The skyline of Wandsworth town centre, once home to Britain’s oldest brewery site, is changing forever as luxury flats in shiny tower blocks take over derelict land seized by hundreds of squatters in the nineties. The area is fast becoming a trendy new destination in the capital and locals love its “villagey vibe” but worry for its future.
Victorian workers’ cottages built for the famous Young’s Ram Brewery, which shut down in 2006, now sell for more than a million pounds. While these terraced homes are snapped up by rich families, young professionals are moving into huge developments along the River Thames and around Wandsworth Town Station – just 15 minutes from Waterloo.
Some long-term residents have “cashed in” on the spike in local house prices and moved to the countryside after Covid, locals say. The average price of homes around the station was £711,676 in the last year, according to Rightmove – with terraced homes selling for a huge £1.11 million on average and flats for £560,041.
Residents and businesses told the Local Democracy Reporting Service the area has “changed massively” since they arrived decades ago. Suzy Woods bought a home locally around 30 years ago after renting in Battersea when she left university.
The 51-year-old works in Anthology on Old York Road and said the high street – now full of cafés, brunch spots and shops – used to have “hardly anything” and “wasn’t a destination at all”. She said Anthology was one of the first businesses to see the area as a “good opportunity” 13 years ago and that it’s changed hugely since Covid. Outdoor dining and semi-pedestrianisation has given it “more of a villagey vibe”.
A villagey vibe on Old York Road
Acres of derelict land south of the Thames also lay empty for years before being turned into luxury flats. Ms Woods said, “Loads of squatters used to live there. They were like real hippies, old-school hippies living on that bit of land and they were always trying to kick them off because they were squatting on the land. But there was nothing there, it was empty, there were none of these luxury flats anywhere around here at all.”
She added that the old workers’ cottages are now sought-after. She said, “You only have to look in the estate agents around here to see they’re over a million pounds”.
Pointing at new tower blocks going up around the town, Charles Benn, who moved into the Tonsleys roughly 26 years ago, said the “skyline is gone”. He loves the area’s “villagey feel” but branded the new developments a “terrible change”.
The 55-year-old, who moved to Wandsworth when he was 17, said: “On the whole it’s changed for the better but I don’t like all of this. Not in a NIMBY way, it’s just all changed and they’re not making the railway station any bigger.
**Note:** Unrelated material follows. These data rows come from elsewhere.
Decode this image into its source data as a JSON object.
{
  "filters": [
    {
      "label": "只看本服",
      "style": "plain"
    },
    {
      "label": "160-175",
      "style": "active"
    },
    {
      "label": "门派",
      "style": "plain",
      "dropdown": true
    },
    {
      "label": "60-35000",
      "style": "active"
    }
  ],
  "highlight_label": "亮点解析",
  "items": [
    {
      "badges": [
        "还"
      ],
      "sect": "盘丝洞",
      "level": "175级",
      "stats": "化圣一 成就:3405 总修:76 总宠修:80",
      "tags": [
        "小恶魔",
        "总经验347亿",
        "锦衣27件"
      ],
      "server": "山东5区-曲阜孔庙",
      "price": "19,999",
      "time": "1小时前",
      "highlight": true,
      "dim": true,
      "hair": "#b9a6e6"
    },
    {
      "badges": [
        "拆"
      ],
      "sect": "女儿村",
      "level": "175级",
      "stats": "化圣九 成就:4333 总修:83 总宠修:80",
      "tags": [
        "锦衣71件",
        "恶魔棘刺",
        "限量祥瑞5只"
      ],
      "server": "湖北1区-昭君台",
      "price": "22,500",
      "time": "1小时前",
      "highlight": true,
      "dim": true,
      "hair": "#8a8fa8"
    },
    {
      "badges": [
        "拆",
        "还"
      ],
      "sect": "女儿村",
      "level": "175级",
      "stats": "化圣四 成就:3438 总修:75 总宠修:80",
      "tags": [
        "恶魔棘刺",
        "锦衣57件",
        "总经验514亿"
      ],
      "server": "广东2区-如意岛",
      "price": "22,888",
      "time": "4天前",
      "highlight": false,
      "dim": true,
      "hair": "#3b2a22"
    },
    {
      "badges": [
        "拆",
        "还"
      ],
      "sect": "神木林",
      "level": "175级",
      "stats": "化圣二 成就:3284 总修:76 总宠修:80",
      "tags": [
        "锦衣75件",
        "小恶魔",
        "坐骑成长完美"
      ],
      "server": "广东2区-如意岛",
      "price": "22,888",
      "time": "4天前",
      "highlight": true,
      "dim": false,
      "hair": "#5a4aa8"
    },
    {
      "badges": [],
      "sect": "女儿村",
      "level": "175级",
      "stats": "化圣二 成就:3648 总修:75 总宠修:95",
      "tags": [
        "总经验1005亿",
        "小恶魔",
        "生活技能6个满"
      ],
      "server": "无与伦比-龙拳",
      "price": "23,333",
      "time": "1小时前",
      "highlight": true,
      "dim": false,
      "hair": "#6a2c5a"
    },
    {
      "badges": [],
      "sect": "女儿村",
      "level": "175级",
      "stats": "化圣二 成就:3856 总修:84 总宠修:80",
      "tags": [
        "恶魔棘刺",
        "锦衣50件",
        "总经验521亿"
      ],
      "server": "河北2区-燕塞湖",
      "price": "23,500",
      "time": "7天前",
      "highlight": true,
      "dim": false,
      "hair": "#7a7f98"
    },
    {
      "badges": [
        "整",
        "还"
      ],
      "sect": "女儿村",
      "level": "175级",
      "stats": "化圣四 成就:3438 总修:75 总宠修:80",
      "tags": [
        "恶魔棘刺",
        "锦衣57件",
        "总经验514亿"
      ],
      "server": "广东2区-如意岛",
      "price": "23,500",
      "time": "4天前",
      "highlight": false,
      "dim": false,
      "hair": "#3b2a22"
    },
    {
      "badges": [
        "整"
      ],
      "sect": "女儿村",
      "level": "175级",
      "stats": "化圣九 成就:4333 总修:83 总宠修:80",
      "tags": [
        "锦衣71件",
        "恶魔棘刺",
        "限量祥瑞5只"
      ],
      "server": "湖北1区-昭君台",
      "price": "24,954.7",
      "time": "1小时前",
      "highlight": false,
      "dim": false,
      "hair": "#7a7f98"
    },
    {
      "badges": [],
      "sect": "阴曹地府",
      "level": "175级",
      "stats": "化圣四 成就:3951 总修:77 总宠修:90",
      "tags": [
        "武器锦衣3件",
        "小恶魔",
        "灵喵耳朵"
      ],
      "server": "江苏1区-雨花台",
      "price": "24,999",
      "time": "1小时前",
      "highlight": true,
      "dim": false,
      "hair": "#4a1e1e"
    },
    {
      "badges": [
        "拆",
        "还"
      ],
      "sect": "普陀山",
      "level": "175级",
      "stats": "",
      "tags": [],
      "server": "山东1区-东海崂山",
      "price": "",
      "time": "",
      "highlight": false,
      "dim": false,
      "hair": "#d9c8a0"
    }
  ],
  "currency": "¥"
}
“There’s going to be another 5,000 people there and they’re all going to be trying to get on this train in the morning. There’s no more doctor’s surgeries being built or anything like that.”
Mr Benn added, “Younger people are going into places like this [tower blocks], they’re not coming into these houses because they’re too expensive now – they weren’t expensive when I moved here.”
Ram Quarter and Riverside Quarter are among the area’s new developments, where flats typically sell for more than £1 million. The town is at the heart of Wandsworth Council’s revamp plans – which include new homes, shops and road changes.
The council wants to link the area around the station and the Tonsleys to the rest of the town centre. The town’s nightmare one-way system is set to be remodelled to free it up for pedestrians, bikes and buses under new plans – slashing congestion.
Pub manager Gosia Samborska, 37, thinks Old York Road will become busier in the next few years as the changes continue. Working at The Alma was Ms Samborska’s first job after moving to London from Poland 12 years ago and she’s still there because she loves it so much.
Gosia Samborska manages The Alma
The revamped Victorian pub, with its iconic green tiles, is a historic landmark in the town – but its customers, Ms Samborska said, are now generally younger rather than old regulars. The area has become “corporate”, she added, with “fancy buildings” replacing sites like the old B&Q on Smugglers Way and Homebase on Swandon Way.
Ms Samborska said, “Lots of successful young people work in the centre and after they come in here. They [also] have flats around and during the weekends they come in for a pint.” About the area’s future, she added: “It’s going to be more modern – before it was lots of small houses and now it’s just big buildings.”
Charlotte Lillywhite - Local Democracy Reporter